Friendships: Why They Matter and How to Help Them Go Better

Some kids have a hard time making and keeping friends. You can make a difference

Posted Jan 17, 2020

Source: Predi/Flickr

A strong network of social support is your child’s best resiliency factor, with benefits at school, at home, and in their personal life, both now and going forward. According to the National Scientific Council on the Developing Child at Harvard’s Center for the Developing Child, friendships bring many advantages. These findings and others indicate that friendship is important for these reasons, and more:

  1. Self-knowledge. It’s through friendship that your child discovers their interests, personality characteristics, and abilities.
  2. Confidence. No matter how much you remark on your child’s strengths, when a friend shows them they’re good at running or painting or singing, they know it’s true.
  3. Coping, resilience, and stress management. Friendship can tide your child over through a bad patch, whether it’s momentary, like a failed test, or momentous, like the loss of a family member.
  4. Social skills mastery. Friendships stimulate learning about sharing, respect, kindness, altruism, and empathy.
  5. Growth and competence. Having a friend with similar interests stimulates your child’s growth and development in the areas of shared interest.
  6. Motivation. Having friends motivates your child to accomplish and succeed in a number of different areas.
  7. Ethics and values. Kids learn about ethical behavior and about their values in their interactions with others.
  8. Conflict resolution. It’s through friendship that your child learns how to address and resolve disagreements.
  9. School adjustment and achievement. Children who experience greater peer acceptance enjoy school more, and do better academically.
  10. Health and well-being. When your child has friends, they want to play with them, and be active together. They feel better, and are less likely to be have problems with their physical and mental health as they get older.

Supporting Your Child’s Friendships  

Childhood friendships are tumultuous and deeply-felt. Your child needs to learn to manage their friendships on their own, but there are some ways you can make a difference.

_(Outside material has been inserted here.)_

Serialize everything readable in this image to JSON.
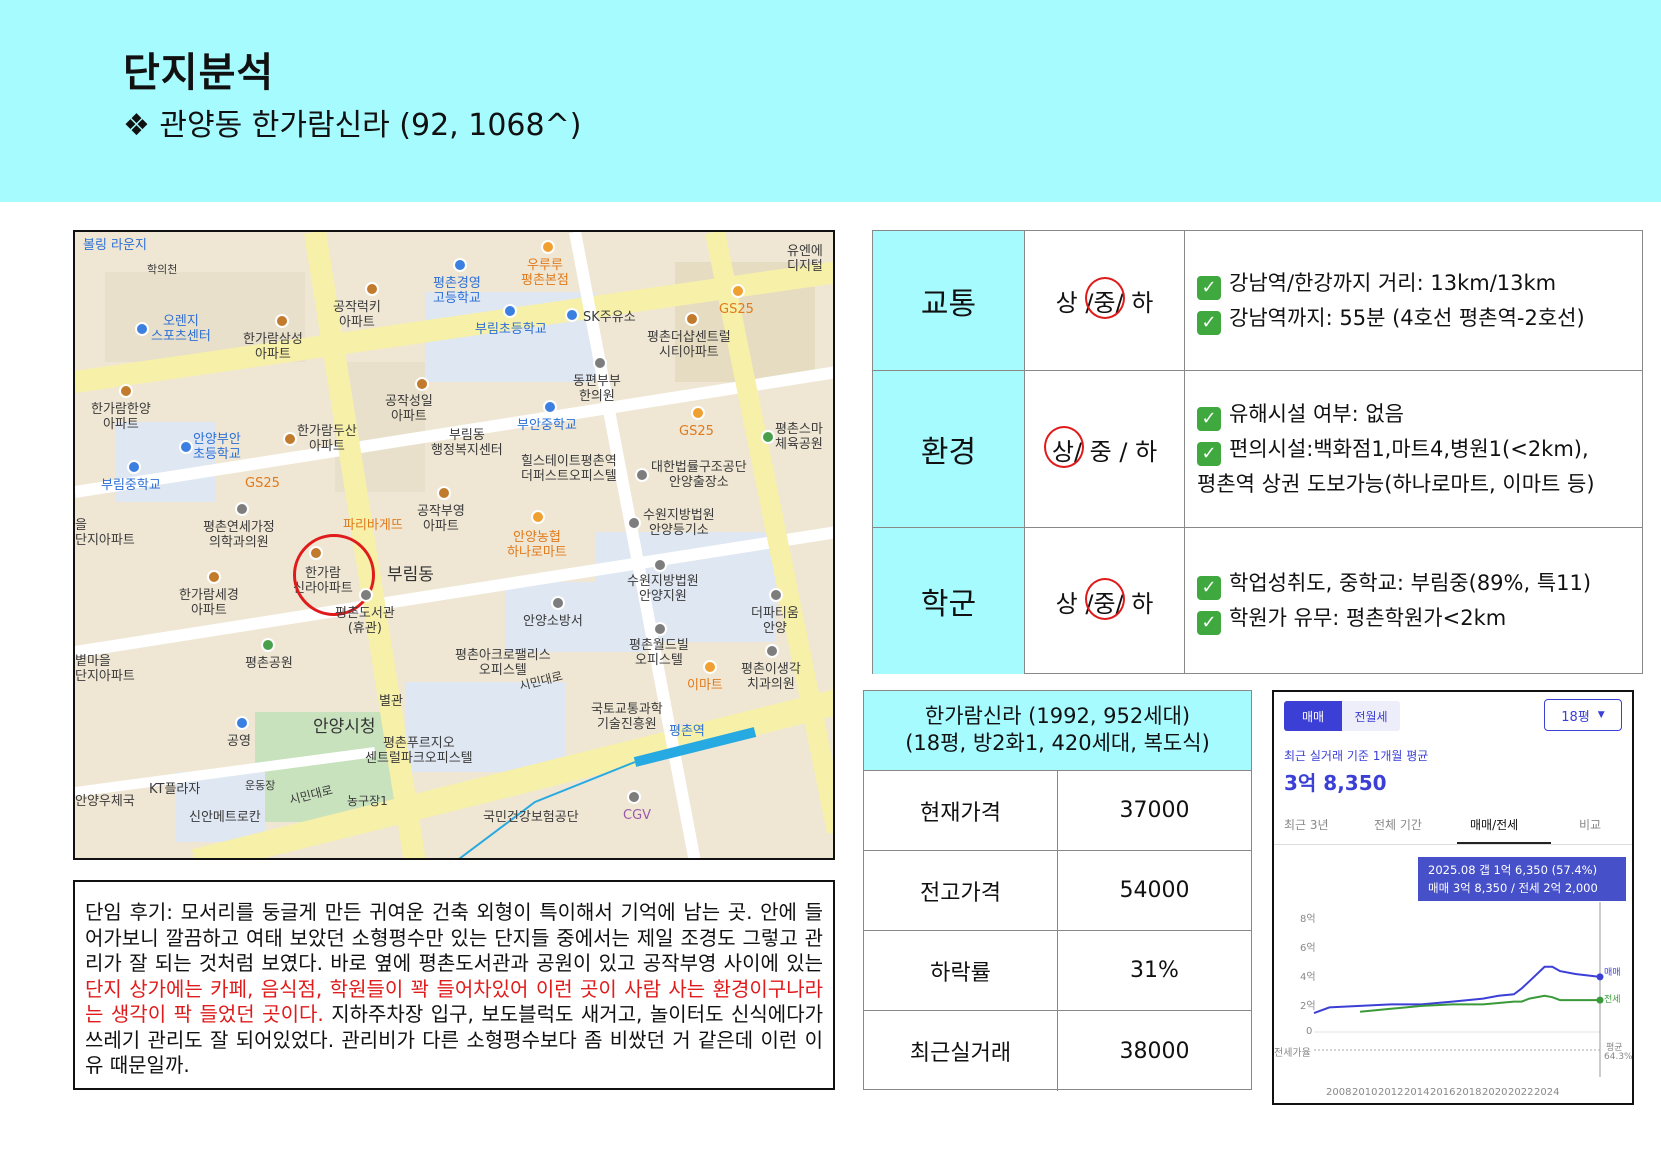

  1. Listen. Friendships matter greatly to your child’s happiness, health, and success, so it’s important to take it seriously when your child talks about problems with a friend. Turn off your phone and stop everything else you’re doing. Give your child your full attention so you can hear how they’re feeling and what they’re thinking. Avoid being judgemental; just communicate that you’re listening and that you know how much it hurts. If your child asks for advice, you can help them most by asking questions that get them to formulate a reasonable solution.
  2. Model how to show respect and value feelings. Show warmth, respect, and empathy towards your child and others. Speak about others with kindness and respect, even when you think your child isn’t listening.
  3. Point out the feelings of others. “I think Ethan is sad because he lost his thermos.” “Sergio looked happy when he saw you.” Help your child see the common humanity we all share, regardless of differences. Do this with fictional characters, as well as with people in your life.
  4. Create a friendly atmosphere in your home. Model friendly greetings and concern for each other member of the family. That means no ridicule, mockery, or disparagement.
  5. At the end of each day, ask your child about acts of kindness. In addition to asking about other achievements and experiences, include a question about acts of kindness they might have observed or participated in.
  6. Help your child find others with similar interests. As with adults, children find it easiest to make friends when they have shared interests and hobbies. Look for a social activity your child will enjoy and do well at. It might be a choir, a sports team, a dance class, or robotics, anything where your child can develop the confidence that comes from competence, and interact with others who share their interest in that activity.
  7. Expand your circle of concern. Reach out to diverse others, across culture, race, sex, religion, and political affiliation. Whenever possible, include your child in these activities. Talk with compassion about events in the news, and ways you might be able to help. Expanding your child’s circle of relationships is linked with their current and eventual happiness, as well as academic and career success.
  8. Get help. If your child has persistent friendship problems, they might need help with social skills. Are they good at taking others’ feelings into account? At listening? Would you or your child benefit from counselling that focuses on relationship-building? With this as with other problems you might encounter with your child, step back and look at your own behavior, your own life. Most of the problems I’ve encountered with children can be seen reflected in their parents’ lives. When parents address their own issues, children benefit.


"Young Children Develop in an Environment of Relationships," by the National Scientific Council on the Developing Child at Harvard’s Center for the Developing Child

"How Children Make Friends" by Eileen Kennedy-Moore